Communities of Style
Individuals and groups communicate their creativity, self-definitions, and community affiliations through the way they dress and adorn their bodies. Communities of style are groups that share a common style of dress shaped by similar experiences, knowledge, dress practices, values, and ideas about what is pleasing, appropriate, and beautiful.
African Americans “belong” to many communities variously defined by ethnic, class, gender, regional, religious, political, cultural, and other affiliations that exist in complex interrelationship with each other. Accordingly, there is no single African American aesthetic of dress; there are many aesthetics that at times overlap, intertwine, and are juxtaposed in visual dialogues defining difference and belonging. Communities possess their own unique sets of aesthetic cultural markers that contribute to a distinctive style.

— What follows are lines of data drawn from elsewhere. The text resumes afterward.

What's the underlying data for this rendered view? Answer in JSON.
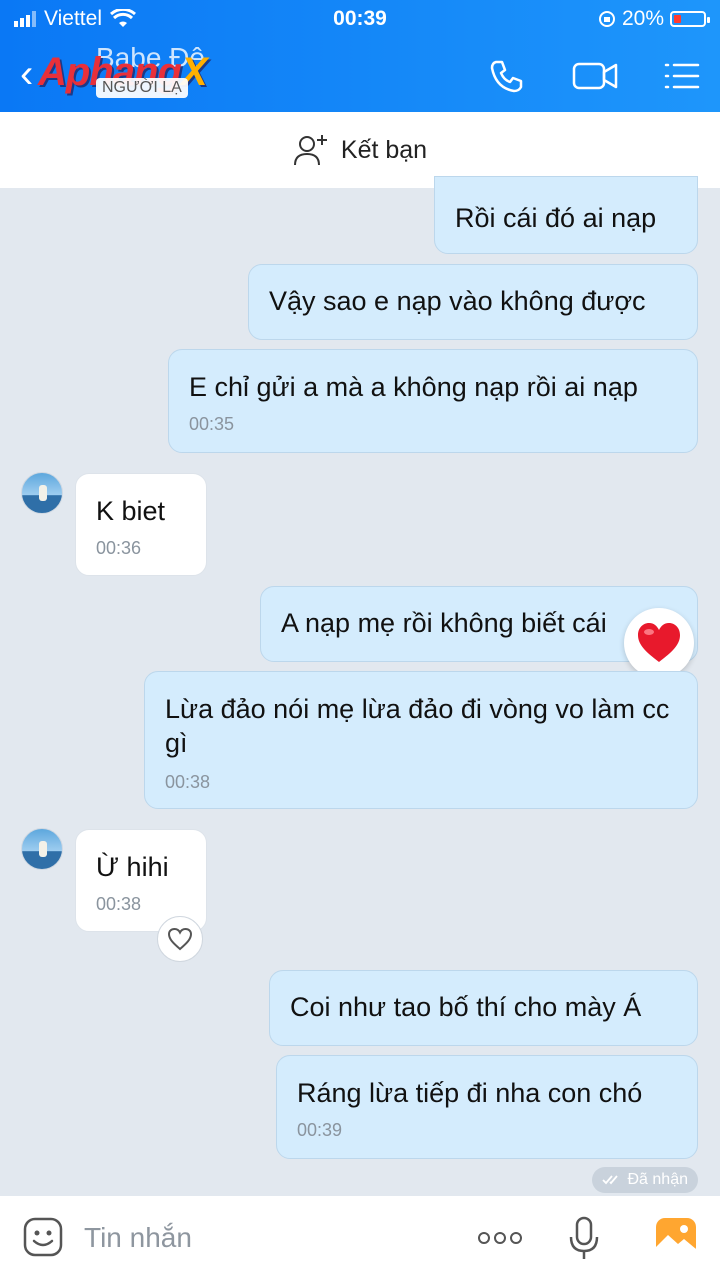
{
  "status_bar": {
    "carrier": "Viettel",
    "time": "00:39",
    "battery": "20%"
  },
  "header": {
    "contact_name": "Babe Đệ",
    "badge": "NGƯỜI LẠ",
    "watermark_main": "Aphang",
    "watermark_x": "X"
  },
  "add_friend": {
    "label": "Kết bạn"
  },
  "messages": [
    {
      "dir": "out",
      "text": "Rồi cái đó ai nạp",
      "time": ""
    },
    {
      "dir": "out",
      "text": "Vậy sao e nạp vào không được",
      "time": ""
    },
    {
      "dir": "out",
      "text": "E chỉ gửi a mà a không nạp rồi ai nạp",
      "time": "00:35"
    },
    {
      "dir": "in",
      "text": "K biet",
      "time": "00:36"
    },
    {
      "dir": "out",
      "text": "A nạp mẹ rồi không biết cái",
      "time": ""
    },
    {
      "dir": "out",
      "text": "Lừa đảo nói mẹ lừa đảo đi vòng vo làm cc gì",
      "time": "00:38"
    },
    {
      "dir": "in",
      "text": "Ừ hihi",
      "time": "00:38"
    },
    {
      "dir": "out",
      "text": "Coi như tao bố thí cho mày Á",
      "time": ""
    },
    {
      "dir": "out",
      "text": "Ráng lừa tiếp đi nha con chó",
      "time": "00:39"
    }
  ],
  "receipt": {
    "label": "Đã nhận"
  },
  "composer": {
    "placeholder": "Tin nhắn"
  },
  "colors": {
    "header": "#0a78f5",
    "outgoing_bubble": "#d4ecfd",
    "incoming_bubble": "#ffffff",
    "background": "#e2e8ef",
    "reaction_heart": "#e8192c"
  },
  "icons": [
    "back-arrow-icon",
    "phone-icon",
    "video-call-icon",
    "menu-icon",
    "add-user-icon",
    "heart-reaction-icon",
    "like-heart-icon",
    "double-check-icon",
    "emoji-icon",
    "more-icon",
    "microphone-icon",
    "image-icon"
  ]
}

The challenge and goal of the Will to Adorn project is to represent this complexity and diversity, while also highlighting those approaches, processes, and discrete elements of dress and adornment among African Americans that grow out of shared or common cultural experiences, traditions, and social histories.

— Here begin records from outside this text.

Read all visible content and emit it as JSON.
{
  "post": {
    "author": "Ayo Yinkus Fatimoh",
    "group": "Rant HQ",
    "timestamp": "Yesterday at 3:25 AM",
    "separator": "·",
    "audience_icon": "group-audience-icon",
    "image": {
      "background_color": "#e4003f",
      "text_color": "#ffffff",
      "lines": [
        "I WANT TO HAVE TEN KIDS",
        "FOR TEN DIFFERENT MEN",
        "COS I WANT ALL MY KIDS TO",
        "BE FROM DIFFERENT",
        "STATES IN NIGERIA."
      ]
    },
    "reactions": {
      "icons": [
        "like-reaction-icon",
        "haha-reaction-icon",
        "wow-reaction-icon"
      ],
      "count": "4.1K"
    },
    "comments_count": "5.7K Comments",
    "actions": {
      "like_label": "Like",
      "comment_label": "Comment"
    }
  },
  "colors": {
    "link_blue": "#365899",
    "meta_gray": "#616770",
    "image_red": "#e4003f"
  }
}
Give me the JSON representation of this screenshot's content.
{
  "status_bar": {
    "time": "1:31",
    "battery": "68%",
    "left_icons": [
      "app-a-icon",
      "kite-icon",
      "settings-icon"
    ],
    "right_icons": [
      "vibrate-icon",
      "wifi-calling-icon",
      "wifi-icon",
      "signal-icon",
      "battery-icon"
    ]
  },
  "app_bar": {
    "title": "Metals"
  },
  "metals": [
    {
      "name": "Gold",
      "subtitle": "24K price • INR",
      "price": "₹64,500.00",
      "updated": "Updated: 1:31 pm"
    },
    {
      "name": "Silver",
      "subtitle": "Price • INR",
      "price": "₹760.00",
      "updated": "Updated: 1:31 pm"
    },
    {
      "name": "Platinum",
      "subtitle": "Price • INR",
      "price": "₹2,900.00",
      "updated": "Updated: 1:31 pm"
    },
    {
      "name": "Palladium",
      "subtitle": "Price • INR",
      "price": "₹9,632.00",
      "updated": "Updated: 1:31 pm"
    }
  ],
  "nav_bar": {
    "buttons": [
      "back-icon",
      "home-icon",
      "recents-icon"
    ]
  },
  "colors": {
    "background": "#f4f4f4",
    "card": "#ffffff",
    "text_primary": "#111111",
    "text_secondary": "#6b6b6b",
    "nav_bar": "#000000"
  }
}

Artisans of Style
African American artisans of style use their creativity, skills, and knowledge to support themselves and their families and to meet their clients’ specialized needs and desires. For example, Thomas Tate, Lawrence Berry, and Andrea Bray create customized shoes and hats for their socially mobile and politically savvy patrons in the nation’s capital. These skilled artisans are conscious of their role in helping their clients to present themselves in a way that commands respect and conveys images of power.
Artisans of style also experiment and collaborate with each other and their clients to set standards and innovate new styles. In Washington, D.C., a network of such artisans was part of a seminal creative collective known as Belmont Arts. From 1991 to 2002, their headquarters on Belmont Road NW in the Adams Morgan neighborhood was the center of collaboration, enterprise, and mutual support among artists. Januwa Moja Nelson, Brenda Winstead, Marvin Sin, and Akosua Bandele make wearable art inspired by their African Heritage and for patrons who express their identification with Africa through what they wear.

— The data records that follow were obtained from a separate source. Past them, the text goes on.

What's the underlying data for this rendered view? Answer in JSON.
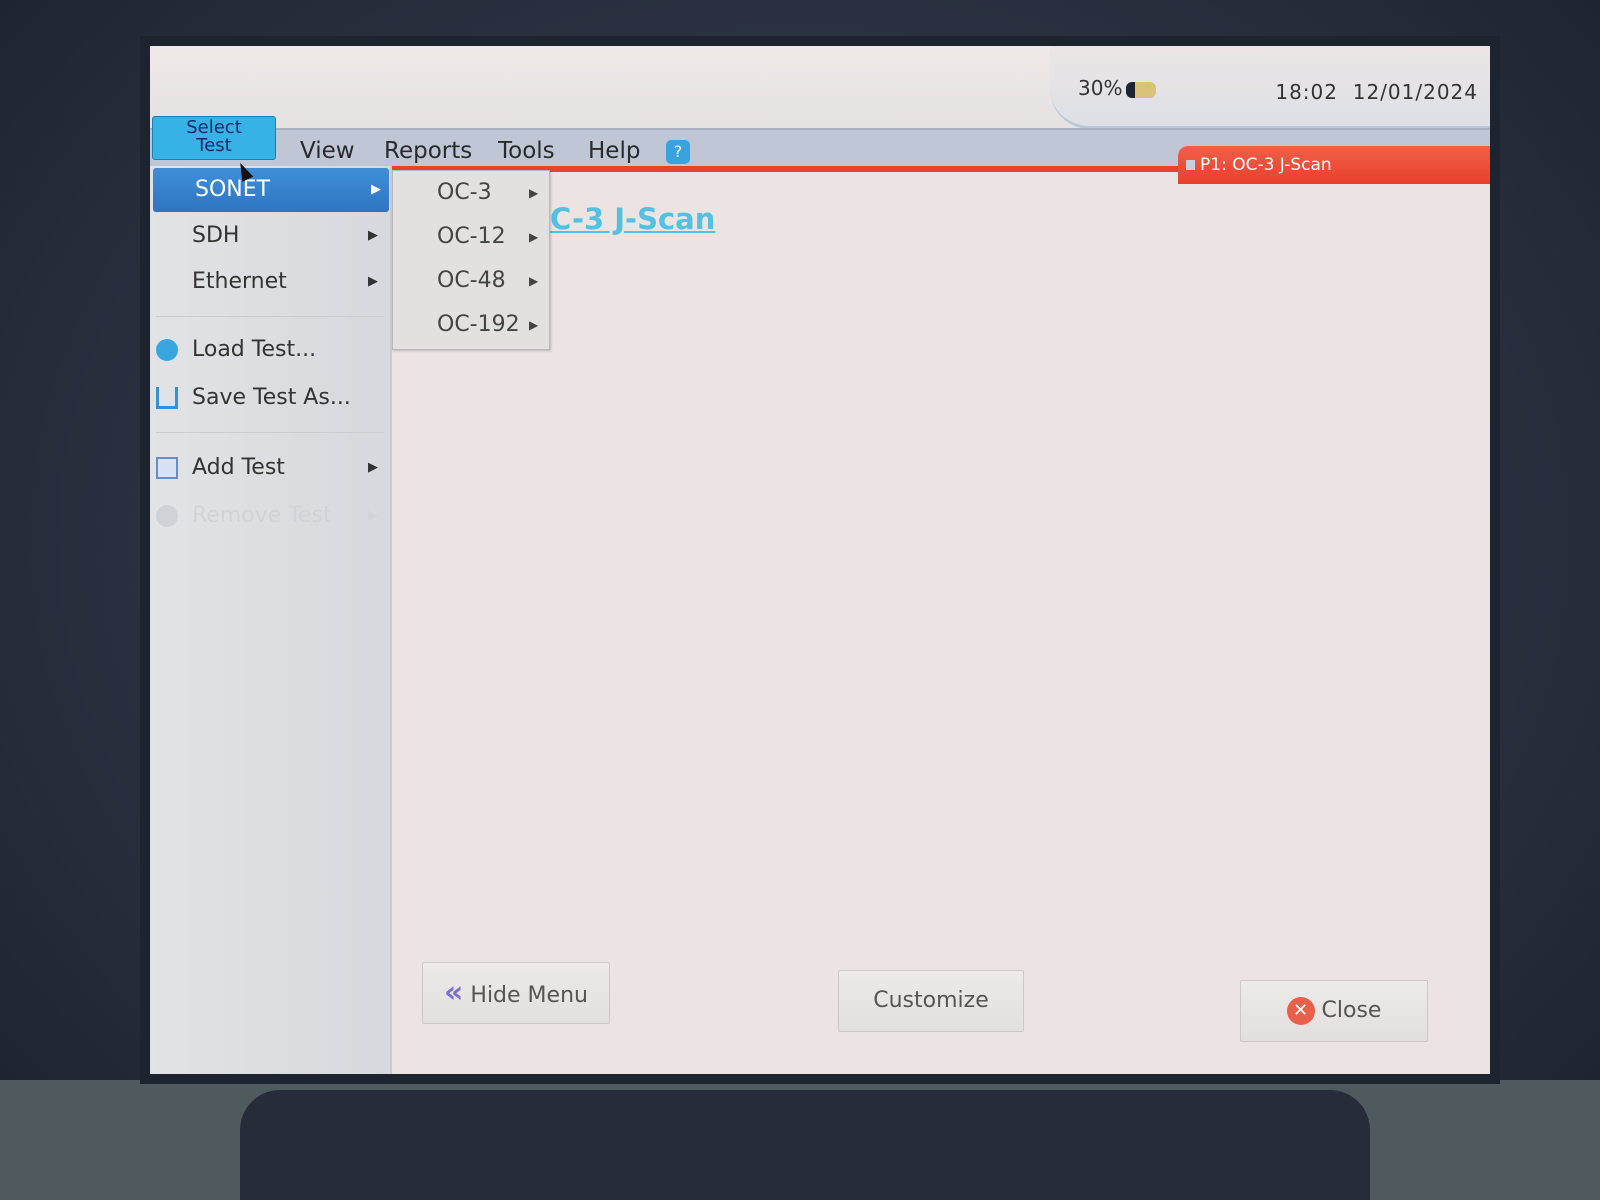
{
  "status": {
    "battery": "30%",
    "time": "18:02",
    "date": "12/01/2024"
  },
  "menubar": {
    "select_test_line1": "Select",
    "select_test_line2": "Test",
    "items": [
      "View",
      "Reports",
      "Tools",
      "Help"
    ],
    "help_icon": "help-question-icon"
  },
  "tab": {
    "label": "P1: OC-3 J-Scan"
  },
  "main": {
    "link_text": "C-3 J-Scan"
  },
  "menu": {
    "items": [
      {
        "label": "SONET",
        "submenu": true,
        "active": true
      },
      {
        "label": "SDH",
        "submenu": true
      },
      {
        "label": "Ethernet",
        "submenu": true
      },
      {
        "label": "Load Test...",
        "icon": "gear-icon"
      },
      {
        "label": "Save Test As...",
        "icon": "save-icon"
      },
      {
        "label": "Add Test",
        "icon": "add-test-icon",
        "submenu": true
      },
      {
        "label": "Remove Test",
        "icon": "remove-icon",
        "submenu": true,
        "disabled": true
      }
    ],
    "arrow": "▶"
  },
  "submenu": {
    "items": [
      "OC-3",
      "OC-12",
      "OC-48",
      "OC-192"
    ]
  },
  "buttons": {
    "hide_menu": "Hide Menu",
    "customize": "Customize",
    "close": "Close"
  },
  "colors": {
    "accent_red": "#e8432a",
    "select_blue": "#37b2e6",
    "active_blue": "#2f74c2"
  }
}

Although they may create for different communities of style, these artisans all share deep connections to a history of outstanding craftsmanship in the service of African American identity and expression.
For forty years, Januwa Moja has created wearable art in celebration of the African diaspora. In this video, Moja discusses her experiences growing up in civil rights-era Baltimore and the insights that led her to become a designer and influenced her art.
Exemplars of Style
Everyone is a dress artist. The choices that we make in the way we dress reflects the cultural and social rules that we live by, our personal taste, and our access to the resources needed to dress in the style to which we aspire.
In every community of style, there are exemplars of style who stand out as masters of the arts of dress and body arts. These individuals capture the essence of a community’s ideas of what it is to be well dressed through their artful assembly of their hair, apparel, accessories, and body art. Exemplars of style “curate” their appearance from their own collections of items of dress, their choices of hairstyle, grooming, and other aspects of and personal adornment.
Artifacts of Style
Items of material culture relating to communities of style include articles of dress and outfits in the collections of exemplars of style. Other artifacts of style may include photos, videos, and multimedia documenting dress and adornment styles. Some examples would be DIY YouTube reviews of wigs, instructional videos on hairstyling, and snapshots and family photos illustrating dress and dress events.